If you lack the zinc in the body, you often catch infections, you have no appetite, you are tired, you have trouble concentrating, your hair falls out and your nails break. Most of us have too little zinc – it’s in products that we eat too rarely and in small quantities.
Zinc, although there are only traces of it in the body (1.5-2.2 g), plays an important role.
-It’s part of approx. 80 enzymes.
-Thanks to it, we can taste and smell.
– It protects us against colds, flu, conjunctivitis, mycosis and other infections. It strengthens the body’s immunity and helps relieve the symptoms of autoimmune diseases (e.g. rheumatoid arthritis).
– It protects the macula of the eye against degeneration and reduces the feeling of ringing in the ears.
It has a beneficial effect on fertility, regulates menstruation, and counteracts prostate diseases.
– Relieves symptoms of osteoporosis, haemorrhoids, intestinal inflammation, and peptic ulcer disease.
– Protects cells from the damaging effects of free radicals.
– It accelerates wound healing, soothes skin irritations. It’s effective in the treatment of juvenile and rosacea acne, burns, pimples and psoriasis.
Zinc and taste disorders
People with this ailment may have a metallic taste in their mouths, do not feel the taste at all or feel it stronger than they should. Patients were administered zinc or placebo (in the second group) for some time. People who took zinc showed less symptoms of taste disorders and generally functioned better. The group also had fewer depressive symptoms – perhaps also because the subjects could eat more and take much more pleasure from eating.
Who may lack zinc?
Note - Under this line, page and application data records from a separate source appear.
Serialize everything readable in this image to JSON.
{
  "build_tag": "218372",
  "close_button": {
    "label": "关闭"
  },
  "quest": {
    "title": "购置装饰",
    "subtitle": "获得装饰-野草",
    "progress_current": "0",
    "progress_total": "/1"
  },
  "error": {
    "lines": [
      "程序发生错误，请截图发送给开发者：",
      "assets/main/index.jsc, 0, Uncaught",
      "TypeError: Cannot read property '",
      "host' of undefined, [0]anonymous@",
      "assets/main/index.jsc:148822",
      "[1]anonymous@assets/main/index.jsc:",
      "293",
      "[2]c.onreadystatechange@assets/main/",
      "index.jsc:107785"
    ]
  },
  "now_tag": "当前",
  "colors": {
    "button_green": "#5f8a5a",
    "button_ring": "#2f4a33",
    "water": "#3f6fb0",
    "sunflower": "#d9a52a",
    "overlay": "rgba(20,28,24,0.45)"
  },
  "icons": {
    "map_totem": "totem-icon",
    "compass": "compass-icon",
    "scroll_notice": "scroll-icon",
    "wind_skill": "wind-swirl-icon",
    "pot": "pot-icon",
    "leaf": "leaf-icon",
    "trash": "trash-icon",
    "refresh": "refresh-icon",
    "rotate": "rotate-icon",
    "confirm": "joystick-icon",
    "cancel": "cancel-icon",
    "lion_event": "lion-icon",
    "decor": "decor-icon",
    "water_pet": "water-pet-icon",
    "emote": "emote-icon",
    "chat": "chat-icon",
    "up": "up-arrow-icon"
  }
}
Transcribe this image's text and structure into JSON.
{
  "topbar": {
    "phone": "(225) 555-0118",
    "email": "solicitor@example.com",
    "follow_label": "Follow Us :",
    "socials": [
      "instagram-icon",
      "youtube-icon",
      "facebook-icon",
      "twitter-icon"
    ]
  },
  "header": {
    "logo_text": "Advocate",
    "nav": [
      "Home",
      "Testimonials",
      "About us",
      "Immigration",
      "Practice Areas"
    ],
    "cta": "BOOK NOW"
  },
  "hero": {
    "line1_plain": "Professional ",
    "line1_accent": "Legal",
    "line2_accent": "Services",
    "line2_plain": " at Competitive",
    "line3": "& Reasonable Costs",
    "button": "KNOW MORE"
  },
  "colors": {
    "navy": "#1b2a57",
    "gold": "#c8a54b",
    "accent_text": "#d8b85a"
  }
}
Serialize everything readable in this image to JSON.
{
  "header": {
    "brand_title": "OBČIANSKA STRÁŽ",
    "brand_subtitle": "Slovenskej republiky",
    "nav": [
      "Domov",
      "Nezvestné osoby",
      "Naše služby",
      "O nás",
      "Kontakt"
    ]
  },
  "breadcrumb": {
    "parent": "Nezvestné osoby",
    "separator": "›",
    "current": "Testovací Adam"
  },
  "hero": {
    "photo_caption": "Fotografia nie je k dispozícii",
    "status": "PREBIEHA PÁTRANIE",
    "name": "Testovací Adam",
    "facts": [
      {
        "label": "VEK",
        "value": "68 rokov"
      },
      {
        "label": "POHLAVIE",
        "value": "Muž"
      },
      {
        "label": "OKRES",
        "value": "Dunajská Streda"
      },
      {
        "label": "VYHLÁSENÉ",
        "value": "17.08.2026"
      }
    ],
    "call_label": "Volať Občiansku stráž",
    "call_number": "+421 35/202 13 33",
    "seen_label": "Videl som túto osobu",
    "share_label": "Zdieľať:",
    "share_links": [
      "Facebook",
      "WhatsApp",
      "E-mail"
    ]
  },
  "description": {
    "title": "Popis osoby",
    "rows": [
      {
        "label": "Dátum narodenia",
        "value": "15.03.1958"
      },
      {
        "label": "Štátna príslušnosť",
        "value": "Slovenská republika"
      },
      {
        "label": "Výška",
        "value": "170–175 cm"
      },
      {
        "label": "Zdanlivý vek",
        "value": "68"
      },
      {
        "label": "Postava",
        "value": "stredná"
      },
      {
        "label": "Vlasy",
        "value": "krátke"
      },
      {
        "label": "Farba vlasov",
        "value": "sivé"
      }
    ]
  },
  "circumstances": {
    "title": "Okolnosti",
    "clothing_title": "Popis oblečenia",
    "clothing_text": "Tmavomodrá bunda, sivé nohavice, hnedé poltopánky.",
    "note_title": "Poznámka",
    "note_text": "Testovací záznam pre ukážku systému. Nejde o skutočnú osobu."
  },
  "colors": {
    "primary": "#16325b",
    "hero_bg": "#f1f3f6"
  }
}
Most of us have too little zinc – it’s in products that we eat rarely and in small quantities. In addition, its absorption is difficult. The biggest enemies of zinc are alcohol, sugar, bran (they have a lot of fibre), products enriched in copper and iron. People suffering from gastrointestinal diseases, alcoholism, orthodox vegetarians and macrobiotic persons, people on a slimming diet, people who eat a lot of sweets, pregnant women and sportsmen (due to the greater demand) are at risk of this deficiency.
Excess zinc in the body: symptoms
The quantities of zinc that are usually found in food do not lead to excessive consumption. The effects of long-term intake of large doses of zinc from supplements include lowering the body’s immune response, reducing HDL-cholesterol levels and worsening the condition of copper nutrition. Acute symptoms of zinc poisoning include stomach pains, nausea, loss of appetite, diarrhea and headaches.
Zinc deficiency in the body: symptoms
Lack of appetite, dry mouth, skin diseases and decreased libido – that’s how zinc deficiencies can manifest. The lack of this element is also demonstrated by the
susceptibility to viral and bacterial infections, loss of taste and smell, deterioration of memory, fatigue and reduction of tolerance to alcohol. It’s believed that zinc deficiency may be an important contributor to the development of Alzheimer’s disease.